++++ DATA SHOWN

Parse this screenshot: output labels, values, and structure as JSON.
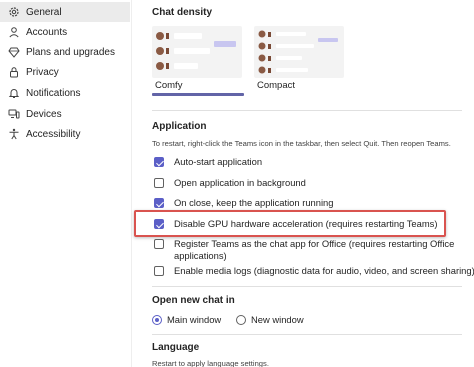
{
  "sidebar": {
    "items": [
      {
        "label": "General",
        "icon": "gear-icon",
        "active": true
      },
      {
        "label": "Accounts",
        "icon": "person-icon"
      },
      {
        "label": "Plans and upgrades",
        "icon": "diamond-icon"
      },
      {
        "label": "Privacy",
        "icon": "lock-icon"
      },
      {
        "label": "Notifications",
        "icon": "bell-icon"
      },
      {
        "label": "Devices",
        "icon": "devices-icon"
      },
      {
        "label": "Accessibility",
        "icon": "accessibility-icon"
      }
    ]
  },
  "chat_density": {
    "title": "Chat density",
    "options": [
      {
        "label": "Comfy",
        "selected": true
      },
      {
        "label": "Compact",
        "selected": false
      }
    ]
  },
  "application": {
    "title": "Application",
    "hint": "To restart, right-click the Teams icon in the taskbar, then select Quit. Then reopen Teams.",
    "options": [
      {
        "label": "Auto-start application",
        "checked": true
      },
      {
        "label": "Open application in background",
        "checked": false
      },
      {
        "label": "On close, keep the application running",
        "checked": true
      },
      {
        "label": "Disable GPU hardware acceleration (requires restarting Teams)",
        "checked": true
      },
      {
        "label": "Register Teams as the chat app for Office (requires restarting Office",
        "label_line2": "applications)",
        "checked": false
      },
      {
        "label": "Enable media logs (diagnostic data for audio, video, and screen sharing)",
        "checked": false
      }
    ]
  },
  "open_new_chat": {
    "title": "Open new chat in",
    "options": [
      {
        "label": "Main window",
        "selected": true
      },
      {
        "label": "New window",
        "selected": false
      }
    ]
  },
  "language": {
    "title": "Language",
    "hint": "Restart to apply language settings."
  },
  "colors": {
    "accent": "#5b5fc7",
    "highlight_border": "#d9534f",
    "active_nav_bg": "#ebebeb"
  }
}
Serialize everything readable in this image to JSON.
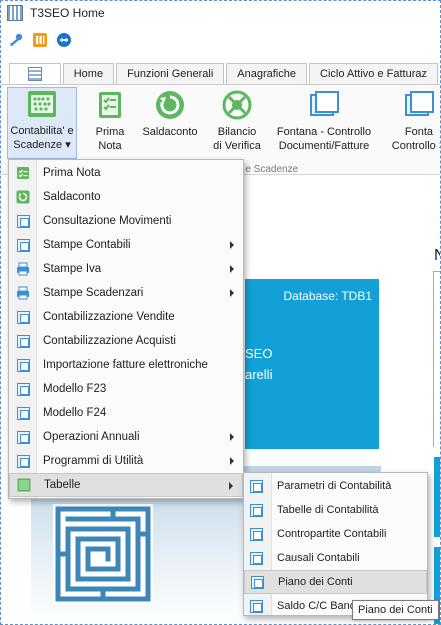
{
  "window": {
    "title": "T3SEO Home"
  },
  "quick_access": [
    {
      "icon": "key-icon"
    },
    {
      "icon": "bookmarks-icon"
    },
    {
      "icon": "remote-assistance-icon"
    }
  ],
  "ribbon_tabs": [
    {
      "label": "Home"
    },
    {
      "label": "Funzioni Generali"
    },
    {
      "label": "Anagrafiche"
    },
    {
      "label": "Ciclo Attivo e Fatturaz"
    }
  ],
  "ribbon": {
    "buttons": [
      {
        "line1": "Contabilita' e",
        "line2": "Scadenze ▾",
        "icon": "abacus-icon",
        "active": true
      },
      {
        "line1": "Prima",
        "line2": "Nota",
        "icon": "checklist-icon"
      },
      {
        "line1": "Saldaconto",
        "line2": "",
        "icon": "refresh-circle-icon"
      },
      {
        "line1": "Bilancio",
        "line2": "di Verifica",
        "icon": "balance-icon"
      },
      {
        "line1": "Fontana - Controllo",
        "line2": "Documenti/Fatture",
        "icon": "window-icon"
      },
      {
        "line1": "Fonta",
        "line2": "Controllo S",
        "icon": "window-icon"
      }
    ],
    "group_label": "a e Scadenze"
  },
  "background": {
    "database_label": "Database: TDB1",
    "card_line1": "SEO",
    "card_line2": "arelli",
    "right_letter": "N"
  },
  "menu": {
    "items": [
      {
        "label": "Prima Nota",
        "icon": "checklist-icon",
        "submenu": false
      },
      {
        "label": "Saldaconto",
        "icon": "refresh-circle-icon",
        "submenu": false
      },
      {
        "label": "Consultazione Movimenti",
        "icon": "window-icon",
        "submenu": false
      },
      {
        "label": "Stampe Contabili",
        "icon": "window-icon",
        "submenu": true
      },
      {
        "label": "Stampe Iva",
        "icon": "printer-icon",
        "submenu": true
      },
      {
        "label": "Stampe Scadenzari",
        "icon": "printer-icon",
        "submenu": true
      },
      {
        "label": "Contabilizzazione Vendite",
        "icon": "window-icon",
        "submenu": false
      },
      {
        "label": "Contabilizzazione Acquisti",
        "icon": "window-icon",
        "submenu": false
      },
      {
        "label": "Importazione fatture elettroniche",
        "icon": "window-icon",
        "submenu": false
      },
      {
        "label": "Modello F23",
        "icon": "window-icon",
        "submenu": false
      },
      {
        "label": "Modello F24",
        "icon": "window-icon",
        "submenu": false
      },
      {
        "label": "Operazioni Annuali",
        "icon": "window-icon",
        "submenu": true
      },
      {
        "label": "Programmi di Utilità",
        "icon": "window-icon",
        "submenu": true
      },
      {
        "label": "Tabelle",
        "icon": "table-icon",
        "submenu": true,
        "highlight": true
      }
    ]
  },
  "submenu": {
    "items": [
      {
        "label": "Parametri di Contabilità",
        "icon": "window-icon"
      },
      {
        "label": "Tabelle di Contabilità",
        "icon": "window-icon"
      },
      {
        "label": "Contropartite Contabili",
        "icon": "window-icon"
      },
      {
        "label": "Causali Contabili",
        "icon": "window-icon"
      },
      {
        "label": "Piano dei Conti",
        "icon": "window-icon",
        "highlight": true
      },
      {
        "label": "Saldo C/C Banc",
        "icon": "window-icon"
      }
    ]
  },
  "tooltip": {
    "text": "Piano dei Conti"
  },
  "colors": {
    "accent": "#12a0d6",
    "menu_bg": "#fbfbfb",
    "highlight": "#e0e0e0",
    "green_icon": "#5cb85c"
  }
}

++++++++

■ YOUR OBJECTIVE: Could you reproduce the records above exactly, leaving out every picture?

■ TASK SOLUTION:
Parse this screenshot: output labels, values, and structure as JSON.
{
  "sidebar": {
    "items": [
      {
        "label": "General",
        "icon": "gear-icon",
        "active": true
      },
      {
        "label": "Accounts",
        "icon": "person-icon"
      },
      {
        "label": "Plans and upgrades",
        "icon": "diamond-icon"
      },
      {
        "label": "Privacy",
        "icon": "lock-icon"
      },
      {
        "label": "Notifications",
        "icon": "bell-icon"
      },
      {
        "label": "Devices",
        "icon": "devices-icon"
      },
      {
        "label": "Accessibility",
        "icon": "accessibility-icon"
      }
    ]
  },
  "chat_density": {
    "title": "Chat density",
    "options": [
      {
        "label": "Comfy",
        "selected": true
      },
      {
        "label": "Compact",
        "selected": false
      }
    ]
  },
  "application": {
    "title": "Application",
    "hint": "To restart, right-click the Teams icon in the taskbar, then select Quit. Then reopen Teams.",
    "options": [
      {
        "label": "Auto-start application",
        "checked": true
      },
      {
        "label": "Open application in background",
        "checked": false
      },
      {
        "label": "On close, keep the application running",
        "checked": true
      },
      {
        "label": "Disable GPU hardware acceleration (requires restarting Teams)",
        "checked": true
      },
      {
        "label": "Register Teams as the chat app for Office (requires restarting Office",
        "label_line2": "applications)",
        "checked": false
      },
      {
        "label": "Enable media logs (diagnostic data for audio, video, and screen sharing)",
        "checked": false
      }
    ]
  },
  "open_new_chat": {
    "title": "Open new chat in",
    "options": [
      {
        "label": "Main window",
        "selected": true
      },
      {
        "label": "New window",
        "selected": false
      }
    ]
  },
  "language": {
    "title": "Language",
    "hint": "Restart to apply language settings."
  },
  "colors": {
    "accent": "#5b5fc7",
    "highlight_border": "#d9534f",
    "active_nav_bg": "#ebebeb"
  }
}
Serialize everything readable in this image to JSON.
{
  "window": {
    "title": "T3SEO Home"
  },
  "quick_access": [
    {
      "icon": "key-icon"
    },
    {
      "icon": "bookmarks-icon"
    },
    {
      "icon": "remote-assistance-icon"
    }
  ],
  "ribbon_tabs": [
    {
      "label": "Home"
    },
    {
      "label": "Funzioni Generali"
    },
    {
      "label": "Anagrafiche"
    },
    {
      "label": "Ciclo Attivo e Fatturaz"
    }
  ],
  "ribbon": {
    "buttons": [
      {
        "line1": "Contabilita' e",
        "line2": "Scadenze ▾",
        "icon": "abacus-icon",
        "active": true
      },
      {
        "line1": "Prima",
        "line2": "Nota",
        "icon": "checklist-icon"
      },
      {
        "line1": "Saldaconto",
        "line2": "",
        "icon": "refresh-circle-icon"
      },
      {
        "line1": "Bilancio",
        "line2": "di Verifica",
        "icon": "balance-icon"
      },
      {
        "line1": "Fontana - Controllo",
        "line2": "Documenti/Fatture",
        "icon": "window-icon"
      },
      {
        "line1": "Fonta",
        "line2": "Controllo S",
        "icon": "window-icon"
      }
    ],
    "group_label": "a e Scadenze"
  },
  "background": {
    "database_label": "Database: TDB1",
    "card_line1": "SEO",
    "card_line2": "arelli",
    "right_letter": "N"
  },
  "menu": {
    "items": [
      {
        "label": "Prima Nota",
        "icon": "checklist-icon",
        "submenu": false
      },
      {
        "label": "Saldaconto",
        "icon": "refresh-circle-icon",
        "submenu": false
      },
      {
        "label": "Consultazione Movimenti",
        "icon": "window-icon",
        "submenu": false
      },
      {
        "label": "Stampe Contabili",
        "icon": "window-icon",
        "submenu": true
      },
      {
        "label": "Stampe Iva",
        "icon": "printer-icon",
        "submenu": true
      },
      {
        "label": "Stampe Scadenzari",
        "icon": "printer-icon",
        "submenu": true
      },
      {
        "label": "Contabilizzazione Vendite",
        "icon": "window-icon",
        "submenu": false
      },
      {
        "label": "Contabilizzazione Acquisti",
        "icon": "window-icon",
        "submenu": false
      },
      {
        "label": "Importazione fatture elettroniche",
        "icon": "window-icon",
        "submenu": false
      },
      {
        "label": "Modello F23",
        "icon": "window-icon",
        "submenu": false
      },
      {
        "label": "Modello F24",
        "icon": "window-icon",
        "submenu": false
      },
      {
        "label": "Operazioni Annuali",
        "icon": "window-icon",
        "submenu": true
      },
      {
        "label": "Programmi di Utilità",
        "icon": "window-icon",
        "submenu": true
      },
      {
        "label": "Tabelle",
        "icon": "table-icon",
        "submenu": true,
        "highlight": true
      }
    ]
  },
  "submenu": {
    "items": [
      {
        "label": "Parametri di Contabilità",
        "icon": "window-icon"
      },
      {
        "label": "Tabelle di Contabilità",
        "icon": "window-icon"
      },
      {
        "label": "Contropartite Contabili",
        "icon": "window-icon"
      },
      {
        "label": "Causali Contabili",
        "icon": "window-icon"
      },
      {
        "label": "Piano dei Conti",
        "icon": "window-icon",
        "highlight": true
      },
      {
        "label": "Saldo C/C Banc",
        "icon": "window-icon"
      }
    ]
  },
  "tooltip": {
    "text": "Piano dei Conti"
  },
  "colors": {
    "accent": "#12a0d6",
    "menu_bg": "#fbfbfb",
    "highlight": "#e0e0e0",
    "green_icon": "#5cb85c"
  }
}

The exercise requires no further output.